__YOUR GOAL__
In full and without alteration, print the entries.

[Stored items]
_ _ _ _ _ _ _

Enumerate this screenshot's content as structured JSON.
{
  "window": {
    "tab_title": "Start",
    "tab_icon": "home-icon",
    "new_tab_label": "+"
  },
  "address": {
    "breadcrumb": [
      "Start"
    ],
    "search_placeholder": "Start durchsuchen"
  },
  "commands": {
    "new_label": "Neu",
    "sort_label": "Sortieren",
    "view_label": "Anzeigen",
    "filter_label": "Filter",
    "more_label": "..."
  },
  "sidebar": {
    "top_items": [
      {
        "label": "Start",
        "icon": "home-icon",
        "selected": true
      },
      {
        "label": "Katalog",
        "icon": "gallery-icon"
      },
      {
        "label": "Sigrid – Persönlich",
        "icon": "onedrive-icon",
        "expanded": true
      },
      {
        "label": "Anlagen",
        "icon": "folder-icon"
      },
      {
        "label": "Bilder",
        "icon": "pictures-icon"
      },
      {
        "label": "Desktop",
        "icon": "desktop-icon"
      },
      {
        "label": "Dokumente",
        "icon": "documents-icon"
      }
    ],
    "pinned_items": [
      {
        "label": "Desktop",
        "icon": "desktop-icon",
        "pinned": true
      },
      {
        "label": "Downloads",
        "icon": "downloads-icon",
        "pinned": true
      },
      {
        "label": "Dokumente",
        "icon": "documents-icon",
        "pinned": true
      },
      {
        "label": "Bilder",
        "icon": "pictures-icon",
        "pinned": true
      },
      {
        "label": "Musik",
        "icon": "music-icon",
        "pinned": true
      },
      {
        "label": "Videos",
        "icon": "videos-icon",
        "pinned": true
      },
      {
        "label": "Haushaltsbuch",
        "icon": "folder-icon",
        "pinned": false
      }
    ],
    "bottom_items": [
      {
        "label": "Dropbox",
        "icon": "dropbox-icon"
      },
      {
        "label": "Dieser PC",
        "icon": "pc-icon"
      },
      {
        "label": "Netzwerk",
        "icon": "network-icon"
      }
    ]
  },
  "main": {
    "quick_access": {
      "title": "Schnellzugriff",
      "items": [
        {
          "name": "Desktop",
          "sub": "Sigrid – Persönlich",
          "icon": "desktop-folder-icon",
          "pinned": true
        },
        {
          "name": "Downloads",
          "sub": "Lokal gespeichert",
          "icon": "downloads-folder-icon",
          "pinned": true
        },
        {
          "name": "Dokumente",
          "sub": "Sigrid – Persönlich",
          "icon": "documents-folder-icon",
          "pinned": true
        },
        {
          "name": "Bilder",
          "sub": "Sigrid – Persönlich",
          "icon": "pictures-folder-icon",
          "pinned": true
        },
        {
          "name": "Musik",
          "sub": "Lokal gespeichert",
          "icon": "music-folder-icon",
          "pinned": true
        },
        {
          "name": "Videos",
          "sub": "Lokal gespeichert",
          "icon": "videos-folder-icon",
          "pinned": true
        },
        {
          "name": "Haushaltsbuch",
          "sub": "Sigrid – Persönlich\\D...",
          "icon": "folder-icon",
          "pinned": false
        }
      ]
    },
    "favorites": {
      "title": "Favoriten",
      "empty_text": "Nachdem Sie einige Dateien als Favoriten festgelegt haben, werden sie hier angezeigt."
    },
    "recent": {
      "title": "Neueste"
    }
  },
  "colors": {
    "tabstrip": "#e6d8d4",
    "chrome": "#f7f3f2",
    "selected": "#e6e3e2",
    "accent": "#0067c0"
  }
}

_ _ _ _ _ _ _

__RESPONSE AREA__
Enumerate this screenshot's content as structured JSON.
{
  "window": {
    "tab_title": "Start",
    "tab_icon": "home-icon",
    "new_tab_label": "+"
  },
  "address": {
    "breadcrumb": [
      "Start"
    ],
    "search_placeholder": "Start durchsuchen"
  },
  "commands": {
    "new_label": "Neu",
    "sort_label": "Sortieren",
    "view_label": "Anzeigen",
    "filter_label": "Filter",
    "more_label": "..."
  },
  "sidebar": {
    "top_items": [
      {
        "label": "Start",
        "icon": "home-icon",
        "selected": true
      },
      {
        "label": "Katalog",
        "icon": "gallery-icon"
      },
      {
        "label": "Sigrid – Persönlich",
        "icon": "onedrive-icon",
        "expanded": true
      },
      {
        "label": "Anlagen",
        "icon": "folder-icon"
      },
      {
        "label": "Bilder",
        "icon": "pictures-icon"
      },
      {
        "label": "Desktop",
        "icon": "desktop-icon"
      },
      {
        "label": "Dokumente",
        "icon": "documents-icon"
      }
    ],
    "pinned_items": [
      {
        "label": "Desktop",
        "icon": "desktop-icon",
        "pinned": true
      },
      {
        "label": "Downloads",
        "icon": "downloads-icon",
        "pinned": true
      },
      {
        "label": "Dokumente",
        "icon": "documents-icon",
        "pinned": true
      },
      {
        "label": "Bilder",
        "icon": "pictures-icon",
        "pinned": true
      },
      {
        "label": "Musik",
        "icon": "music-icon",
        "pinned": true
      },
      {
        "label": "Videos",
        "icon": "videos-icon",
        "pinned": true
      },
      {
        "label": "Haushaltsbuch",
        "icon": "folder-icon",
        "pinned": false
      }
    ],
    "bottom_items": [
      {
        "label": "Dropbox",
        "icon": "dropbox-icon"
      },
      {
        "label": "Dieser PC",
        "icon": "pc-icon"
      },
      {
        "label": "Netzwerk",
        "icon": "network-icon"
      }
    ]
  },
  "main": {
    "quick_access": {
      "title": "Schnellzugriff",
      "items": [
        {
          "name": "Desktop",
          "sub": "Sigrid – Persönlich",
          "icon": "desktop-folder-icon",
          "pinned": true
        },
        {
          "name": "Downloads",
          "sub": "Lokal gespeichert",
          "icon": "downloads-folder-icon",
          "pinned": true
        },
        {
          "name": "Dokumente",
          "sub": "Sigrid – Persönlich",
          "icon": "documents-folder-icon",
          "pinned": true
        },
        {
          "name": "Bilder",
          "sub": "Sigrid – Persönlich",
          "icon": "pictures-folder-icon",
          "pinned": true
        },
        {
          "name": "Musik",
          "sub": "Lokal gespeichert",
          "icon": "music-folder-icon",
          "pinned": true
        },
        {
          "name": "Videos",
          "sub": "Lokal gespeichert",
          "icon": "videos-folder-icon",
          "pinned": true
        },
        {
          "name": "Haushaltsbuch",
          "sub": "Sigrid – Persönlich\\D...",
          "icon": "folder-icon",
          "pinned": false
        }
      ]
    },
    "favorites": {
      "title": "Favoriten",
      "empty_text": "Nachdem Sie einige Dateien als Favoriten festgelegt haben, werden sie hier angezeigt."
    },
    "recent": {
      "title": "Neueste"
    }
  },
  "colors": {
    "tabstrip": "#e6d8d4",
    "chrome": "#f7f3f2",
    "selected": "#e6e3e2",
    "accent": "#0067c0"
  }
}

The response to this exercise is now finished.